Anna Akhmatova has been one of my favorite poets since discovering her in my college Russian classes. She had a wonderful gift for lyric poetry and in her youth, her poems were sheer beauty. Her mature poems, on the other hand, are both beautiful and gut-wrenching, for Akhmatova lived through several of the most dangerous and turbulent periods of Russian history, including the Russian Revolution and Stalin’s purges. Her ex-husband, Nikolai Gumilev (also a poet), was shot in 1921 for suspected anti-Bolshevist activity, her common law husband Nikolai Punin was arrested repeatedly and eventually died in the Gulag, and her son Lev (by Gumilev) was also arrested during Stalin’s purges. Many of her close friends and associates, including Gorky, Mandelstam, Tsvetaeva, Mayakovsky, and Esenin, were also killed or committed suicide.

These experiences gave weight to what is, in my opinion, her greatest poem, Requiem. An excerpt:

You should have been shown, you mocker,
Minion of all your friends,
Gay little sinner of Tsarskoye Selo,
What would happen in your life –
How three-hundredth in line, with a parcel,
You would stand by the Kresty prison,
Your fiery tears
Burning through the New Year’s ice.
Over there the prison poplar bends,
And there’s no sound – and over there how many
innocent lives are ending now…

I gave my copy of The Complete Poems of Anna Akhmatova to my brother when we moved and kept Selected Poems of Anna Akhmatova because Selected Poems is dual-language in Russian and English, while the Complete Poems is English-only. The English translations, by Judith Hemschemeyer in both books, are accurate in meaning and strive valiantly for the beauty and lyricism of Akhmatova’s words, but of course, nothing can compare to the original, so I kept the smaller volume because it has most of my favorite poems anyway (“Poem Without a Hero” is the most notable omission) and I wanted to have both English and Russian versions of her poems together. As a student of Russian, it’s good practice. If you don’t read any Russian, you may prefer the Complete Poems.

My rating:5 Stars (5 / 5)

Rules For the Dance Book Review

Buy at Amazon

Review:

I’ve read, well, not tons of poetry, but probably more than most people, and did pretty well in high school and college English classes (I was even thinking about being an English major for awhile), but The Rules for the Dance: A Handbook For Writing and Reading Metrical Verse, by Mary Oliver, really opened my eyes to a LOT of things that I’d been missing in poetry. Some of it now seems blindingly obvious after reading the book – poetry is meant to be recited, so of course the rhythm of the poem would affect the breath of the reciter, and vice versa – and some of it still kind of blows my mind with how many layers of meaning can be fitted into a few short lines. Right off the bat, her analysis of Robert Frost’s Bereft amazed me, for example, and gave me a new appreciation for Frost’s skill (and he was already my favorite poet!)

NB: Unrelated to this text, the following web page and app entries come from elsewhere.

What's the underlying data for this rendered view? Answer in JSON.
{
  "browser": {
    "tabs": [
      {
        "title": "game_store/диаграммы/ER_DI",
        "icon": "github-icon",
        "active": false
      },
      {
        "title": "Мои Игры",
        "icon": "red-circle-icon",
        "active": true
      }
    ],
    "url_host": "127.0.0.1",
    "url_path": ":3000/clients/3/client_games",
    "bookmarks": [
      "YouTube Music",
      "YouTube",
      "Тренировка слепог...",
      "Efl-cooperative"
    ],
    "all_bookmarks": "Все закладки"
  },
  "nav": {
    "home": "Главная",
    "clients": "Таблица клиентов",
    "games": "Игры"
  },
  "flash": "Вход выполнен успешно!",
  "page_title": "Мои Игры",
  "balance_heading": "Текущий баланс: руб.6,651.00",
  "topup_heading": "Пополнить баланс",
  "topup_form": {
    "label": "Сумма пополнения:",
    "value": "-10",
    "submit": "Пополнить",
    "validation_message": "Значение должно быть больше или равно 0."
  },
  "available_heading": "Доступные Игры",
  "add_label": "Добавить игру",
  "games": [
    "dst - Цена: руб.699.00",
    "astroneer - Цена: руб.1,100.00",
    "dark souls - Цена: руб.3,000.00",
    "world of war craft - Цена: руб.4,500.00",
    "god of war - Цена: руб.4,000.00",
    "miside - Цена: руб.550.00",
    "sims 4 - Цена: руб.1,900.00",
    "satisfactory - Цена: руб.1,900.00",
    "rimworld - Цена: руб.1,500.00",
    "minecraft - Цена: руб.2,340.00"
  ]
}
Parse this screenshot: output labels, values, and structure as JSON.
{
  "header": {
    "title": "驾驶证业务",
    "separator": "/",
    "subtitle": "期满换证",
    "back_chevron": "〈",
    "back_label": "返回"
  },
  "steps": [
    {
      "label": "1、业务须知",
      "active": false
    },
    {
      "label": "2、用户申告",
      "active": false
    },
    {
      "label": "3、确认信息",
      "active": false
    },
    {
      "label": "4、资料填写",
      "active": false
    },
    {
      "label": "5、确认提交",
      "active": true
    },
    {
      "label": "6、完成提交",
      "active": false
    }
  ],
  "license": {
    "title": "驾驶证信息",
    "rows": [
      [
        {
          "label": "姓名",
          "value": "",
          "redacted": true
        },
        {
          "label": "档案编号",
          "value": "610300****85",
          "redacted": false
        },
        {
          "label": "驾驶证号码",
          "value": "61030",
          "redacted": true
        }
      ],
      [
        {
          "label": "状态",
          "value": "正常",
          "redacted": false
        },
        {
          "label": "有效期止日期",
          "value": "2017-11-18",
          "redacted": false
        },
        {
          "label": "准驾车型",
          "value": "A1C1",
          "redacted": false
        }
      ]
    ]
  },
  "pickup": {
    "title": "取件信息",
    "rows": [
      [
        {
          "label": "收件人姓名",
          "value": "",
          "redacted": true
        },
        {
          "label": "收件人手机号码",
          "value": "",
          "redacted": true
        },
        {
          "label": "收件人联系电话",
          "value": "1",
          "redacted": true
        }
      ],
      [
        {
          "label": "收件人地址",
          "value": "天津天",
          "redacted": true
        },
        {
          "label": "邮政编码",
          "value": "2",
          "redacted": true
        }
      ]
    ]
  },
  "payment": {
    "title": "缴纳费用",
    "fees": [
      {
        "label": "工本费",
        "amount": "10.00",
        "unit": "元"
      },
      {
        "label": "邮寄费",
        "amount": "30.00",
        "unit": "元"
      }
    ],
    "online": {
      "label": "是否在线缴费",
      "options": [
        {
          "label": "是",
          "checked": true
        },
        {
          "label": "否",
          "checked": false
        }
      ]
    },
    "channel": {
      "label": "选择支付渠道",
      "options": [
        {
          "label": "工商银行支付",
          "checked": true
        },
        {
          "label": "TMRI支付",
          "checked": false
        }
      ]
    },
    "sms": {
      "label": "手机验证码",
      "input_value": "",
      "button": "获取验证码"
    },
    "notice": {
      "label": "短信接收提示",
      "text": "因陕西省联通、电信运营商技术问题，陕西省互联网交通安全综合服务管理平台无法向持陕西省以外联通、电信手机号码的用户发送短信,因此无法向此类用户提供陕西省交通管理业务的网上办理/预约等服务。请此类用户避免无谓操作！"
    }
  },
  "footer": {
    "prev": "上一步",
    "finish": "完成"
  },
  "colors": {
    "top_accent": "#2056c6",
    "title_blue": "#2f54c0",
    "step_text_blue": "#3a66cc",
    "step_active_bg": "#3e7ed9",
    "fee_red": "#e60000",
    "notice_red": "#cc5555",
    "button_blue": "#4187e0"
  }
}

Copiously demonstrated with examples from famous poems, the book explains the different types of metrical patterns (iamb, trochee, dactyl, anapest) and how each one affects the mood and tone of the poem, both by themselves and in combination with each other and elements such as line length, rhyme, and more. It may sound boring, but it’s well-written enough (and the example poems are all good enough) to make for quite a fascinating read. The book also includes a short anthology of metrical poems to practice on.

Whether you want to write poetry or simply develop a greater appreciation for reading it, I highly recommend this book!

My rating:5 Stars (5 / 5)